When the coronavirus pandemic shuttered schools and universities last month, the University of Nebraska State Museum was among many museums trying to figure out how to continue carrying out the educational piece of its mission.
Within days, Morrill Hall had some content available remotely for schoolchildren. Within just a few weeks, the museum has built a new library of activities and videos on top of an existing virtual learning effort.
April and May typically are big field trip months for Morrill Hall, with hundreds of students of all ages wandering the exhibits and soaking in lessons, and “it’s kind of heart-wrenching to walk through the museum now and see it empty,” Director Susan Weller said.
In fiscal year 2019, for example, a record 31,000 K-12 students from Nebraska explored the State Museum’s programs.
“Once we knew schools were shutting down … we thought through what we could do to support parents and teachers who are home and trying to support their children’s learning,” Weller said. “That meant taking what we usually do face to face and pivoting to deliver it remotely.”
Emily Brown, the museum’s education supervisor, and her staff, including virtual learning coordinator Annie Mumgaard, got to work.
Mumgaard said the museum began creating virtual field trips about five years ago.
“We started with what we knew best — elephants,” she said.
Eight virtual field trips consisting of standards-based material initially were created.
As the pandemic made in-person visits impossible, Morrill Hall has made its virtual field trips available three times a day every Tuesday in April, which will continue through May. Teachers can sign up their classes, or parents can sign up their children individually.

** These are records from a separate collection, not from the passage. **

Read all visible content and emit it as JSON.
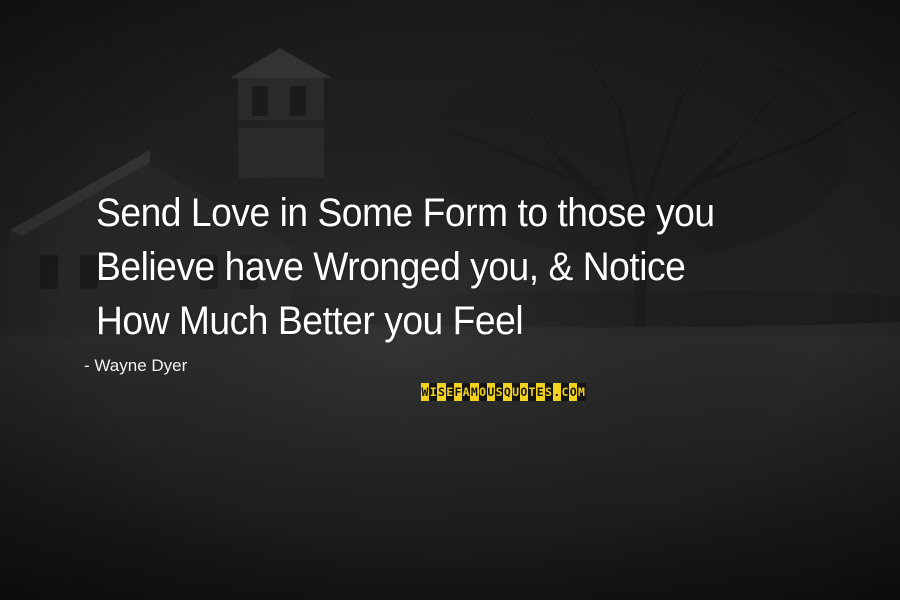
{
  "quote": {
    "lines": [
      "Send Love in Some Form to those you",
      "Believe have Wronged you, & Notice",
      "How Much Better you Feel"
    ],
    "author": "- Wayne Dyer"
  },
  "watermark": {
    "text": "WISEFAMOUSQUOTES.COM",
    "colors": [
      "#f2d21c",
      "#151515"
    ]
  },
  "scene": {
    "subjects": [
      "church-building",
      "bell-tower",
      "bare-tree",
      "field"
    ],
    "tone": "dark grayscale"
  }
}
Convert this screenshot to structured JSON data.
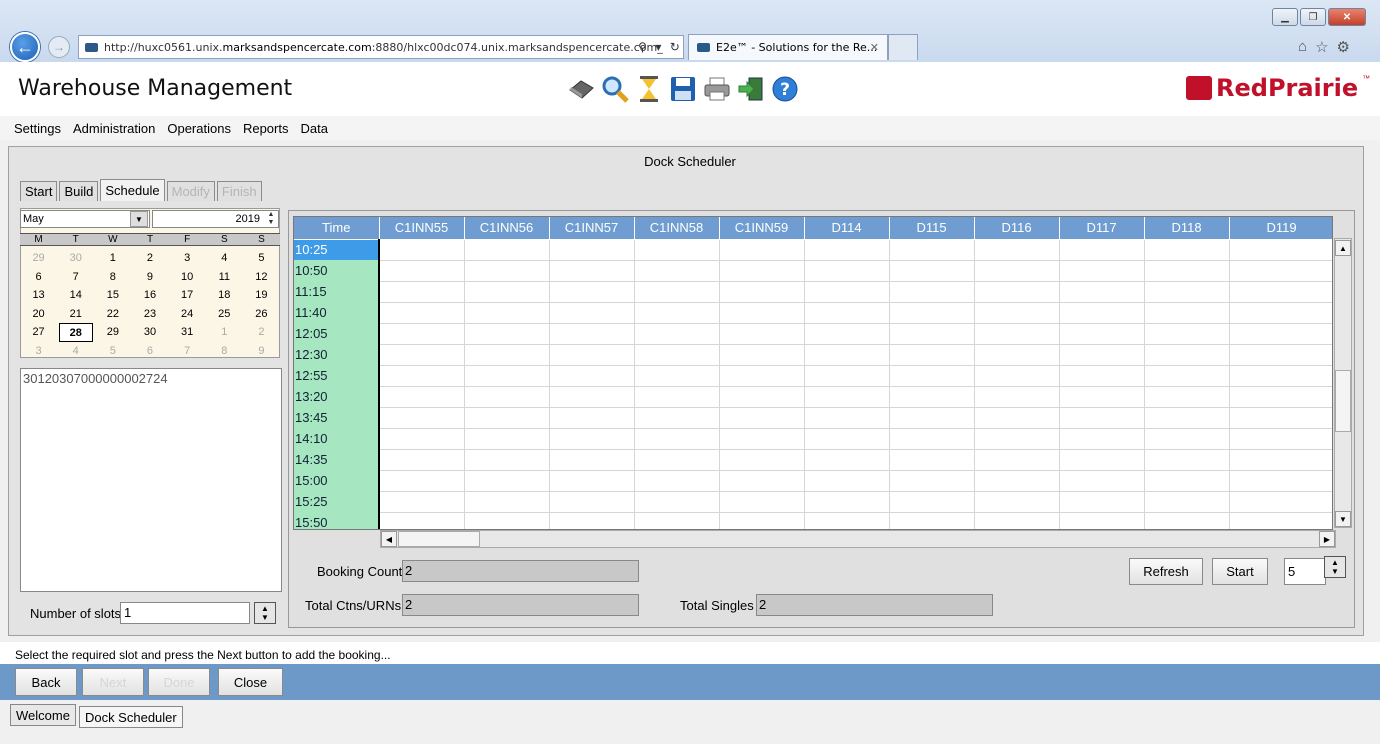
{
  "browser": {
    "url_prefix": "http://huxc0561.unix.",
    "url_domain": "marksandspencercate.com",
    "url_suffix": ":8880/hlxc00dc074.unix.marksandspencercate.com_",
    "tab_title": "E2e™ - Solutions for the Re...",
    "icons": [
      "back-arrow-icon",
      "forward-arrow-icon",
      "search-icon",
      "refresh-icon",
      "home-icon",
      "star-icon",
      "gear-icon"
    ]
  },
  "app": {
    "title": "Warehouse Management",
    "logo_text": "RedPrairie",
    "logo_tm": "™",
    "brand_color": "#c0102a",
    "toolbar_icons": [
      "eraser-icon",
      "search-icon",
      "hourglass-icon",
      "save-icon",
      "print-icon",
      "exit-icon",
      "help-icon"
    ]
  },
  "menu": [
    "Settings",
    "Administration",
    "Operations",
    "Reports",
    "Data"
  ],
  "form": {
    "title": "Dock Scheduler",
    "tabs": [
      {
        "label": "Start",
        "state": "normal"
      },
      {
        "label": "Build",
        "state": "normal"
      },
      {
        "label": "Schedule",
        "state": "active"
      },
      {
        "label": "Modify",
        "state": "disabled"
      },
      {
        "label": "Finish",
        "state": "disabled"
      }
    ]
  },
  "calendar": {
    "month": "May",
    "year": "2019",
    "weekdays": [
      "M",
      "T",
      "W",
      "T",
      "F",
      "S",
      "S"
    ],
    "weeks": [
      [
        {
          "d": "29",
          "o": true
        },
        {
          "d": "30",
          "o": true
        },
        {
          "d": "1"
        },
        {
          "d": "2"
        },
        {
          "d": "3"
        },
        {
          "d": "4"
        },
        {
          "d": "5"
        }
      ],
      [
        {
          "d": "6"
        },
        {
          "d": "7"
        },
        {
          "d": "8"
        },
        {
          "d": "9"
        },
        {
          "d": "10"
        },
        {
          "d": "11"
        },
        {
          "d": "12"
        }
      ],
      [
        {
          "d": "13"
        },
        {
          "d": "14"
        },
        {
          "d": "15"
        },
        {
          "d": "16"
        },
        {
          "d": "17"
        },
        {
          "d": "18"
        },
        {
          "d": "19"
        }
      ],
      [
        {
          "d": "20"
        },
        {
          "d": "21"
        },
        {
          "d": "22"
        },
        {
          "d": "23"
        },
        {
          "d": "24"
        },
        {
          "d": "25"
        },
        {
          "d": "26"
        }
      ],
      [
        {
          "d": "27"
        },
        {
          "d": "28",
          "today": true
        },
        {
          "d": "29"
        },
        {
          "d": "30"
        },
        {
          "d": "31"
        },
        {
          "d": "1",
          "o": true
        },
        {
          "d": "2",
          "o": true
        }
      ],
      [
        {
          "d": "3",
          "o": true
        },
        {
          "d": "4",
          "o": true
        },
        {
          "d": "5",
          "o": true
        },
        {
          "d": "6",
          "o": true
        },
        {
          "d": "7",
          "o": true
        },
        {
          "d": "8",
          "o": true
        },
        {
          "d": "9",
          "o": true
        }
      ]
    ]
  },
  "list": [
    "30120307000000002724"
  ],
  "slots": {
    "label": "Number of slots",
    "value": "1"
  },
  "schedule": {
    "columns": [
      "Time",
      "C1INN55",
      "C1INN56",
      "C1INN57",
      "C1INN58",
      "C1INN59",
      "D114",
      "D115",
      "D116",
      "D117",
      "D118",
      "D119"
    ],
    "times": [
      "10:25",
      "10:50",
      "11:15",
      "11:40",
      "12:05",
      "12:30",
      "12:55",
      "13:20",
      "13:45",
      "14:10",
      "14:35",
      "15:00",
      "15:25",
      "15:50"
    ],
    "selected_time": "10:25",
    "header_color": "#6f9dd2",
    "time_color": "#a6e7c1"
  },
  "fields": {
    "booking_count": {
      "label": "Booking Count",
      "value": "2"
    },
    "total_ctns": {
      "label": "Total Ctns/URNs",
      "value": "2"
    },
    "total_singles": {
      "label": "Total Singles",
      "value": "2"
    }
  },
  "controls": {
    "refresh": "Refresh",
    "start": "Start",
    "interval": "5"
  },
  "status_message": "Select the required slot and press the Next button to add the booking...",
  "buttons": {
    "back": "Back",
    "next": "Next",
    "done": "Done",
    "close": "Close"
  },
  "bottom_tabs": [
    "Welcome",
    "Dock Scheduler"
  ]
}
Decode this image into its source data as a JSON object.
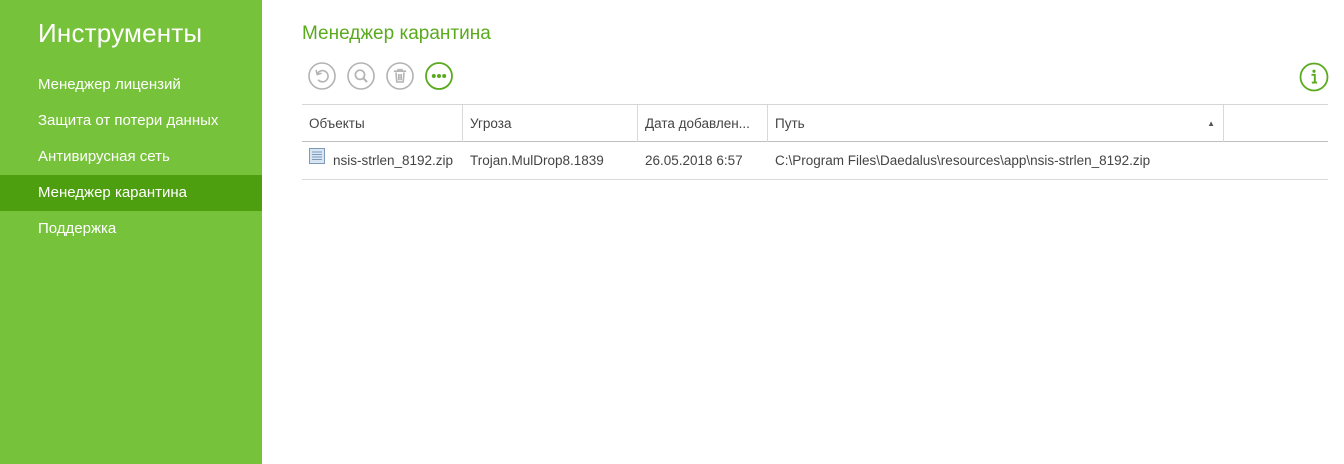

Hundreds of students at a time are participating via Zoom as Nebraska scientists and educators interact live with participants.
Ashfall Fossil Beds, part of the museum, is scheduled to do a program on April 21; a program on evolution is scheduled on April 28. Next month’s offerings scheduled so far are Animals in the Hall, on May 5, and Art of Ancient Sea Monsters, May 12. For more information or to register, click here.
On top of those virtual field trips, museum staff have continued to create online content. Facebook Live learning sessions are posted weekly and archived on the museum’s website; programs so far cover Nebraska fossils, highway paleontology, anthropology preservation and exploring the inland sea. The Mueller Planetarium posts new content exploring space and astronomy every Wednesday. Hands-on activities that require only minimal supplies likely to be available at home are online, as well.
Brown said staff have begun delivering Morrill Hall’s Saturday Investigate programming via live-streaming, too.
Typically, museums have worried that making too much of their content available online could discourage people from visiting the brick-and-mortar buildings. The pandemic is forcing them to rethink this and likely changing their way of doing business for good.
“We talk in the museum world about visitors being able to visit before they physically come to the museum and to return virtually after they’ve left,” Weller said. “What are those different ways that your visitors can continue to learn from the museum?”
The online experience can enrich museums’ contributions as they coordinate it with in-person visits, and the emphasis on home learning “brings us back to our roots, if you will, as observers of nature and of science because your basic tools for doing science are your eyes, your ears, your hands, your nose,” said Weller, who is also a professor of entomology.
“It actually has been a bit liberating,” she said. “It really is allowing good science learning to happen using really the basic, fundamental tools and curiosity. At the end of the day, you remember what you’re curious about. What we’re hoping with this pivot is we’re feeding curiosity and we’re helping nurture that innate wonder, and that’s where your future scientists, your future poets come from.”
Weller said her staff already is thinking beyond this moment to how they can add more museum content online.
“There will be innovation that continues long after this pandemic is gone, and it will be a way for people to connect long after they’re here,” she said.
Mumgaard predicts the museum’s online programming increasingly will be used by teachers to support their classroom curricula by “reinforcing their subject matters, introducing new material and introducing them to new careers and the life of scientists.”
“It just opens up the world,” she said.
She added that Morrill Hall’s embrace of virtual learning is part of a broader transformation of education that will continue from the lessons learned this spring.
“When we exit out of this, the way in which we teach is going to be completely transformed,” said Mumgaard, who is also a member of Lincoln Public Schools’ Board of Education.
While Nebraska remains Morrill Hall’s primary audience, online visits have been noted since the pandemic began from people across the United States, Canada, Italy, Germany, Morocco, Chile, France, Algeria, Turkey, Hong Kong, the Netherlands, Singapore, China, the United Kingdom and South Africa.
“That really gives me goosebumps,” Weller said.
Just as gratifying was this email from a Nebraskan: “Our household in O’Neill visited Morrill Hall in Lincoln three times today … and even got to learn about paleontology with our cousins in Gretna at the same time!”
And Mumgaard recalls a neighbor sending her a picture of his kindergartener following a Morrill Hall virtual field trip online and creating her own scientific illustrations.
“This has been the best half-hour of her day,” he told her.